Published In August 2000
An electrical contractor’s most difficult task of a telecommunications cabling bid is preparing the costing. This is because numerous variables must be included in the pricing, such as: the competition, determining labor units, testing and certification requirements, manufacturer certifications, incomplete design specifications, non-standard bid packages, and materials cost. When preparing a response to a telecommunications cabling bid, first investigate the local labor market to determine the typical labor rate. If the project is non-union, you will probably notice a large range in rates, typically from $40 to $75 per hour in one area. If possible, determine your competition’s labor rate for the bid that you’re responding to. Then you can decide if you can be competitive with your labor pricing. If you decide to continue the process, your next step is to determine your labor units for the required tasks of the project. An easy method of doing this is to develop a spreadsheet that includes all the tasks and materials required to complete the bid package. This allows you to manipulate items to see their effect on your pricing.

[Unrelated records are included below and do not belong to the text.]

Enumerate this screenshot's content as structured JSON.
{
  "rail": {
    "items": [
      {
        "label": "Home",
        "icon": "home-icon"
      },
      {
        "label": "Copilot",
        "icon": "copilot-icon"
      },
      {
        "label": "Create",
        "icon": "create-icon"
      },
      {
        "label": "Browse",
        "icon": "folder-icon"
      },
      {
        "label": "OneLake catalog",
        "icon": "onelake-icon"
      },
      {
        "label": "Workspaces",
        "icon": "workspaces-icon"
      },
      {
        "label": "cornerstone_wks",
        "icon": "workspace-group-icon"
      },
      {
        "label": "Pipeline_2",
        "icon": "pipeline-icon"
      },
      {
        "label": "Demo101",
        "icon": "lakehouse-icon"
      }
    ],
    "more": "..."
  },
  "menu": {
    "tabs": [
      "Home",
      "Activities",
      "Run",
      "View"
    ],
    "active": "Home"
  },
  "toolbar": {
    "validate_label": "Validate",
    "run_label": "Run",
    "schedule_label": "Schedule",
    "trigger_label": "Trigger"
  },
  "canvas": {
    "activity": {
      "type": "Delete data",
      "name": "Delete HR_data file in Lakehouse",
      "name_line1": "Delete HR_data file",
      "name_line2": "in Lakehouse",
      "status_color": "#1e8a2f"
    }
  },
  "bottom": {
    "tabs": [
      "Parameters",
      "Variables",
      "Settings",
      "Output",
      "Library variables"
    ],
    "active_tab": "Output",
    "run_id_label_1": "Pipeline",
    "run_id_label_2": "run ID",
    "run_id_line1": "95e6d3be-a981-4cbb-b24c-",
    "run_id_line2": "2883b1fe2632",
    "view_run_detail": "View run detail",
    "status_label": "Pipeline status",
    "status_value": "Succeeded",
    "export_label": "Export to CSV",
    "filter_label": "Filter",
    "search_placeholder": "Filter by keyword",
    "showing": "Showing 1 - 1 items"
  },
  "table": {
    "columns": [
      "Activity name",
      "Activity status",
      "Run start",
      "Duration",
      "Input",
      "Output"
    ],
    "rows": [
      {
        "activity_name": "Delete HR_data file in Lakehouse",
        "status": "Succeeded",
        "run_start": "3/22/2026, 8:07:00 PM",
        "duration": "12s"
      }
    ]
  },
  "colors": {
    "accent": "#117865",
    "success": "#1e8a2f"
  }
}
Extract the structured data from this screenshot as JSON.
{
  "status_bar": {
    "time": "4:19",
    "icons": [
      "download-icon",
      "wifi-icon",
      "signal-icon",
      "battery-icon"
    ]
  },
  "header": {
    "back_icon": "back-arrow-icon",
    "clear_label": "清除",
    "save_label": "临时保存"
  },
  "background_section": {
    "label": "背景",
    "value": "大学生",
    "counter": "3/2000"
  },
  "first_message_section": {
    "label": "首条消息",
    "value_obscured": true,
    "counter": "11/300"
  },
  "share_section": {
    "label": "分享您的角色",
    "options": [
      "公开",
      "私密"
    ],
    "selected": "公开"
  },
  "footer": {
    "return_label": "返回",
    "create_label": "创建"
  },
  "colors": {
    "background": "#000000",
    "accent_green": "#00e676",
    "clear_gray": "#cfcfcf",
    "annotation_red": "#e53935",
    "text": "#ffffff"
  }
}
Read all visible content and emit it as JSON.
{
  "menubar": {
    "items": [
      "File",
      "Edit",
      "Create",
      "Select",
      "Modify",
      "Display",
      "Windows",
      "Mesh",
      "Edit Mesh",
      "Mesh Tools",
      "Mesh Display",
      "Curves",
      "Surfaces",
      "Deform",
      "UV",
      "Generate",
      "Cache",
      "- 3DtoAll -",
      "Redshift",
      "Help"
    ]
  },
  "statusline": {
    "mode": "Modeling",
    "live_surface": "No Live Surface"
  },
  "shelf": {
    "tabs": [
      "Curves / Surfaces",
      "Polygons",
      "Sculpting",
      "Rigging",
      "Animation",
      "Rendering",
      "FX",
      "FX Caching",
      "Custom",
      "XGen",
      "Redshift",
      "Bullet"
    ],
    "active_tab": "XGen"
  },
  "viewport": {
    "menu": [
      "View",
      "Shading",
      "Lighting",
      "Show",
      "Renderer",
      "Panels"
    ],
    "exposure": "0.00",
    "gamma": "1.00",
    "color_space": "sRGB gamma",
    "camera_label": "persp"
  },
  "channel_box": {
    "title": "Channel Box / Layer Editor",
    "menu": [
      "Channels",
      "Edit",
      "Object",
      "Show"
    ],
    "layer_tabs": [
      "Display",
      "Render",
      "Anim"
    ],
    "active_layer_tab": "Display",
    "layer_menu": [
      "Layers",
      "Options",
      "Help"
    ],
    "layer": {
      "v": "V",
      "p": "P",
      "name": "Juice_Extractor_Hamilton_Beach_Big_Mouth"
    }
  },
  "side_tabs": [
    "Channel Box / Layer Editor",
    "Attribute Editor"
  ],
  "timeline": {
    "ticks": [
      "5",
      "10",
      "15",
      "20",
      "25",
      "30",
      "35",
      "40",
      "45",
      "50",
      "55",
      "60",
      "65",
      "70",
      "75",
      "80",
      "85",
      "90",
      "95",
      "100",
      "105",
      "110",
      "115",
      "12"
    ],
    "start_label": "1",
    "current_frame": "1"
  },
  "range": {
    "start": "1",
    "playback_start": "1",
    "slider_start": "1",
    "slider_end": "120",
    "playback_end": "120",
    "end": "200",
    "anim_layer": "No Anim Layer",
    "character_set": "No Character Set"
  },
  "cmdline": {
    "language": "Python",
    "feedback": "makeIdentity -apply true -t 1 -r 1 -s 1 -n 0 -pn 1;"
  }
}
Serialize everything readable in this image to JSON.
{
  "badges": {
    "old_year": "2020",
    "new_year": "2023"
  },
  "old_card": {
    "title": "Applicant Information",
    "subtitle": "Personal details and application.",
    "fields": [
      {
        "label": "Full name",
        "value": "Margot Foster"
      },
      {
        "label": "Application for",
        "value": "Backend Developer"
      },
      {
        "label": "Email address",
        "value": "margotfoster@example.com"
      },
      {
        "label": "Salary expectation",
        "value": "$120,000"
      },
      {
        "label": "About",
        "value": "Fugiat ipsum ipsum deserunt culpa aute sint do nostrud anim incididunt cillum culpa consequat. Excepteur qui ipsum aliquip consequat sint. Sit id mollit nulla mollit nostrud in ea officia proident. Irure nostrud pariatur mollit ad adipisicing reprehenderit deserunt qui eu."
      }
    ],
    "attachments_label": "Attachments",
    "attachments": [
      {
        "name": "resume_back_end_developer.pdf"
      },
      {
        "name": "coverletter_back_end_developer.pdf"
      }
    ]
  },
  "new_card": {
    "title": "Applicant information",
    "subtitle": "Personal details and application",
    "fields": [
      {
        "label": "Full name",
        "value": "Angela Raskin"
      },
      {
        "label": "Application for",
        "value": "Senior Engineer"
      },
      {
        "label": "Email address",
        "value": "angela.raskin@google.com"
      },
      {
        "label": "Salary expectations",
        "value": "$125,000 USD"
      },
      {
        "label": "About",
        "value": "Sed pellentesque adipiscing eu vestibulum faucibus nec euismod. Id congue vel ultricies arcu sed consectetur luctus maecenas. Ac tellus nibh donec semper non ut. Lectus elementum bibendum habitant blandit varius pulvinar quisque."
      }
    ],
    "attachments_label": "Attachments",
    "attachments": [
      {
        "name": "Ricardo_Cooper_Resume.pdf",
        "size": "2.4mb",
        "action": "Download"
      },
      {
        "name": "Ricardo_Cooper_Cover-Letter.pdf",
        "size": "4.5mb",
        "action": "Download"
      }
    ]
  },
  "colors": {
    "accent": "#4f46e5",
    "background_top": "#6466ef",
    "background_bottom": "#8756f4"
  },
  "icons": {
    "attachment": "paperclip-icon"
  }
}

Telecommunications cabling projects are estimated and evaluated by the cost it takes to cable a work area for a project. Try to find out what the going rate (total project cost/number of work areas) is for a work area in your area, then use the spreadsheet to tune your bid. It is not uncommon for a telecommunications cabling project to require both fiber and copper cabling. You may want to develop a separate spreadsheet for each type of media. Testing and certification has become standard for most telecommunications bids issued today. Unfortunately, most of them are based on a particular manufacturer’s requirements. If a manufacturer’s certification is required, ensure that you have one or are able to obtain one before submitting your response. The cost of certification and testing has to be factored into your bid response. You must make certain that you understand and have the test equipment to comply with the requirements outlined in the specification. If you do not have access to particular test equipment, most of it can be rented. If the bid does not require testing and certification, it is a good idea to do it anyway for liability concerns that may come up in the future. It is not uncommon to be required to respond to an incomplete and/or non-standard bid package. Since a professional engineer does not issue many cabling bids, the issue of liability comes up. If a professional engineer does not issue the bid, the liability for both the design and build of the project may become yours. If this is the case, you may want to consult an attorney before submitting a bid response. Whoever wrote the bid, if it is incomplete, note to the best of your knowledge its errors and omissions and submit them to the owner. This will reduce your liability and provide an opportunity for extras. Probably the most difficult item to determine when responding to a telecommunications bid is materials pricing. This is a double-edged sword; you have to be concerned with obtaining the best price from the distributor and submitting a fair price with the bid response. One of the best ways to get the best price from the distributor is to contact the manufacturer’s representatives for the materials you need. Since you will not be the only contractor to do this, it is a good time to have sales skills. The other edge of the sword is determining the materials markup. Careful consideration must be used here, since it is not uncommon for a telecommunications contractor not to bid labor only without mark-up the materials. Therefore, you should investigate your competition’s bidding practices before completing your bid response. Telecommunications cabling is a multi-billion dollar industry with unlimited opportunity for those who participate in it. Unfortunately, manufacturers control this sector of the electrical industry, which typically has no controlling authorities to regulate it. Though it may be unconventional and require a different approach to bidding, it is becoming critical for electrical contractors to participate in this industry. SCHECKLER is a teacher, trainer, and estimator who specializes in VDV bidding and estimating. He can be reached at (760) 754-9129 or firstname.lastname@example.org.